Boards and Culture: from Compliance to “Rocket Fuel”
What’s an “employee” in 2030? (Or pretty much now...)
It’s not just #metoo that has company culture rising as a Board level concern.
This time last year HBR devoted pretty much the entire issue to culture, with definitions, models, frameworks (as only HBR can do…), and the direct connections between culture and outcomes.
Long a soft and squishy notion championed by HR and some renegade, ahead-of-their time CEOs (Patagonia’s Yvon Chouinard comes to mind), the importance of culture is no longer a question. The question is what to do about it. How to begin, or do more. How to hardwire healthy culture into the fabric of the business.
Marketers and PR people: Employees are your new best friends
Work that chases workers?
Conversation strategy bots?
“Organizations are a kind of technology on the verge of disruption.”
Have you met Devin Fidler? I did a couple of weeks ago, when he spun our heads around at the Human Resource Leadership Forum’s session talking about The Impact of New Technologies on Society and Work in 2030. Devin is the founder and CEO of Rethinkery Labs, a research and consulting firm that is “is leading the definitive investigation into the forces shaping future companies.”

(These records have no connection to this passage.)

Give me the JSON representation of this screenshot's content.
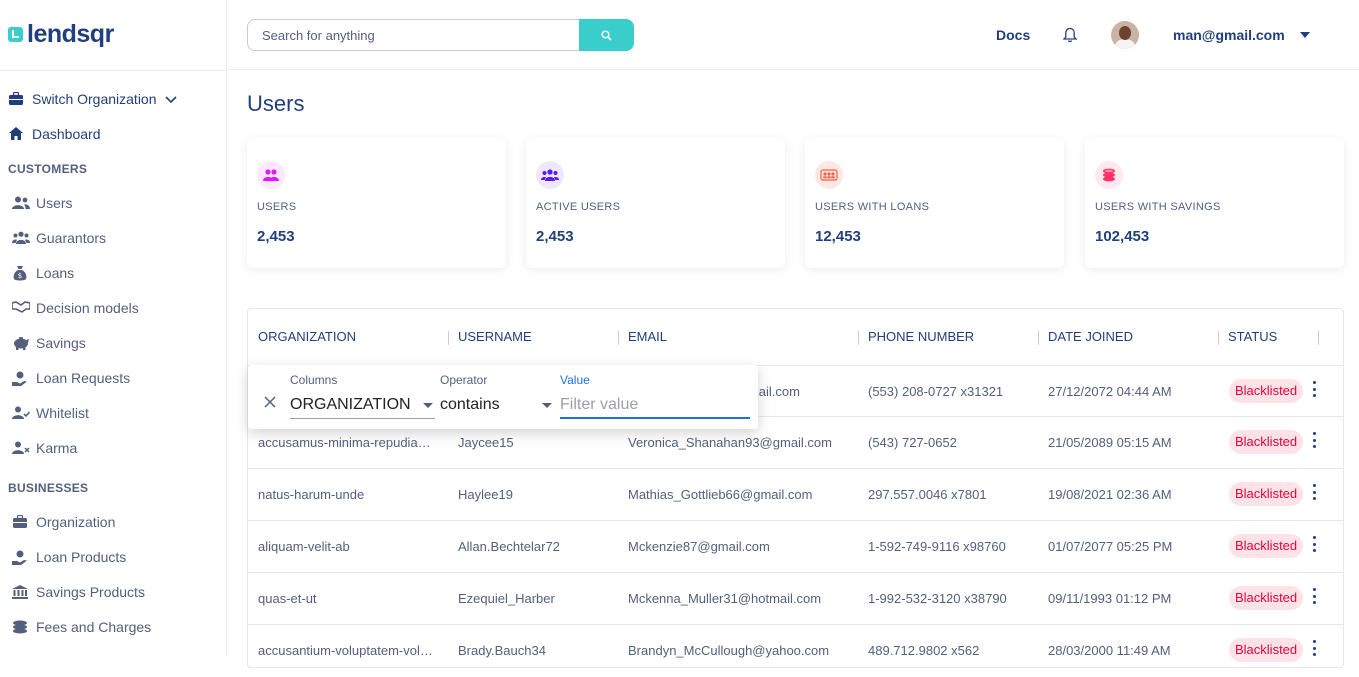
{
  "brand": {
    "name": "lendsqr"
  },
  "sidebar": {
    "switch_org": "Switch Organization",
    "dashboard": "Dashboard",
    "customers_title": "CUSTOMERS",
    "customers": [
      {
        "label": "Users",
        "icon": "users-icon"
      },
      {
        "label": "Guarantors",
        "icon": "guarantors-icon"
      },
      {
        "label": "Loans",
        "icon": "loan-bag-icon"
      },
      {
        "label": "Decision models",
        "icon": "handshake-icon"
      },
      {
        "label": "Savings",
        "icon": "piggy-bank-icon"
      },
      {
        "label": "Loan Requests",
        "icon": "loan-request-icon"
      },
      {
        "label": "Whitelist",
        "icon": "user-check-icon"
      },
      {
        "label": "Karma",
        "icon": "user-times-icon"
      }
    ],
    "businesses_title": "BUSINESSES",
    "businesses": [
      {
        "label": "Organization",
        "icon": "briefcase-icon"
      },
      {
        "label": "Loan Products",
        "icon": "loan-request-icon"
      },
      {
        "label": "Savings Products",
        "icon": "bank-icon"
      },
      {
        "label": "Fees and Charges",
        "icon": "coins-icon"
      }
    ]
  },
  "topbar": {
    "search_placeholder": "Search for anything",
    "docs": "Docs",
    "user_email": "man@gmail.com"
  },
  "page": {
    "title": "Users"
  },
  "cards": [
    {
      "label": "USERS",
      "value": "2,453",
      "color": "#DF18FF"
    },
    {
      "label": "ACTIVE USERS",
      "value": "2,453",
      "color": "#5718FF"
    },
    {
      "label": "USERS WITH LOANS",
      "value": "12,453",
      "color": "#F55F44"
    },
    {
      "label": "USERS WITH SAVINGS",
      "value": "102,453",
      "color": "#FF3366"
    }
  ],
  "table": {
    "headers": [
      "ORGANIZATION",
      "USERNAME",
      "EMAIL",
      "PHONE NUMBER",
      "DATE JOINED",
      "STATUS"
    ],
    "rows": [
      {
        "org": "",
        "username": "",
        "email": "nail.com",
        "phone": "(553) 208-0727 x31321",
        "date": "27/12/2072 04:44 AM",
        "status": "Blacklisted"
      },
      {
        "org": "accusamus-minima-repudia…",
        "username": "Jaycee15",
        "email": "Veronica_Shanahan93@gmail.com",
        "phone": "(543) 727-0652",
        "date": "21/05/2089 05:15 AM",
        "status": "Blacklisted"
      },
      {
        "org": "natus-harum-unde",
        "username": "Haylee19",
        "email": "Mathias_Gottlieb66@gmail.com",
        "phone": "297.557.0046 x7801",
        "date": "19/08/2021 02:36 AM",
        "status": "Blacklisted"
      },
      {
        "org": "aliquam-velit-ab",
        "username": "Allan.Bechtelar72",
        "email": "Mckenzie87@gmail.com",
        "phone": "1-592-749-9116 x98760",
        "date": "01/07/2077 05:25 PM",
        "status": "Blacklisted"
      },
      {
        "org": "quas-et-ut",
        "username": "Ezequiel_Harber",
        "email": "Mckenna_Muller31@hotmail.com",
        "phone": "1-992-532-3120 x38790",
        "date": "09/11/1993 01:12 PM",
        "status": "Blacklisted"
      },
      {
        "org": "accusantium-voluptatem-vol…",
        "username": "Brady.Bauch34",
        "email": "Brandyn_McCullough@yahoo.com",
        "phone": "489.712.9802 x562",
        "date": "28/03/2000 11:49 AM",
        "status": "Blacklisted"
      }
    ]
  },
  "filter": {
    "columns_label": "Columns",
    "columns_value": "ORGANIZATION",
    "operator_label": "Operator",
    "operator_value": "contains",
    "value_label": "Value",
    "value_placeholder": "Filter value"
  }
}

Gratitude is a superpower. Appreciation expresses why. Recognition shares it.
It happens all the time. A big announcement, a new campaign, and everyone forgets to tell employees until the last minute, not to mention involving in the planning in the first place.) And then it's a half-assed effort that lands with a thud or worse, at the minimum, squandering a tremendous brand authenticity and awareness opportunity.
Some communications agencies get it, and Greenough Brand Storytellers is one of them. I was talking with Jamie Parker and Phil Greenough recently. Here's some of what we hashed out.
The One Thing to Know about Gallup’s New State of the Workplace Report
At this time of year we naturally take stock and think about what we’re thankful for. What we’re grateful for. What and who we appreciate. We recognize what matters to us.
Gratitude. Appreciation. Recognition. Let’s have more of all, please. But what’s the difference, actually, it occurred to me to ask, especially in the context of the organizational culture and communication work I do. What is gratitude at scale, so to speak?
“Be well.” At scale. My conversation with Mari Ryan.
The just-updated Gallup State of the American Workplace report is out, all 214 pages of it. And we’ll be quoting its employee engagement factoids and workplace trends non-stop as we have with its 2012 predecessor. (Spoiler alert: engagement rate is stagnant from the 2012 report, with still only a third of U.S. employees engaged; 51% indifferent; and 16% actively working against the organization.) It’s a valuable accounting of what matters and works (and doesn’t), and do read it all when you can.
I’ve read the whole thing and was in the process of summarizing it for myself and my clients but realized two things.
Four Enablers of Employee Engagement (H/T Glassdoor)
It's really simple: Employees who experience higher levels of well-being = higher performance well-being for the organization. And then there's the virtuous circle of engagement <-> well-being...
Mari Ryan, founder and CEO of Advancing Wellness, and I are in wild agreement about the role of employee engagement in wellness program success (and overall organizational performance.) Mari and her team help organizations walk the well-being talk, with program design and operating strategies that flatten healthcare costs, improve morale and increase engagement. She’s a petite powerhouse I’ve had the pleasure of getting to know recently.
A Cool Way to Ignite Change
The truth hurts. And it’s really inconvenient, especially when employees have so much to say. And so much they want to hear from leaders. Here’s the convenient part: it’s really clear what it takes to truly engage employees. Today’s Glassdoor webinar, “Four Enablers of Employee Engagement,” provides a good summary for taking action. No blinding “aha’s,” but a pragmatic view of what leaders need to understand and do to gain trust, attract and inspire the best talent. Here are the four and what I think you can do to move from “I get it” to “let’s do something about it.”
(By popular demand, this post is bit more about Bluefire and me (Janet) than I usually share. So thank you.)
Why the name “Bluefire”?
The blue part of a flame is the inner core, hottest part. Blue also feels cool and calm. So if you want to get something done, focus on what matters most and then ignite change.
What we’re solving and creating with clients right now?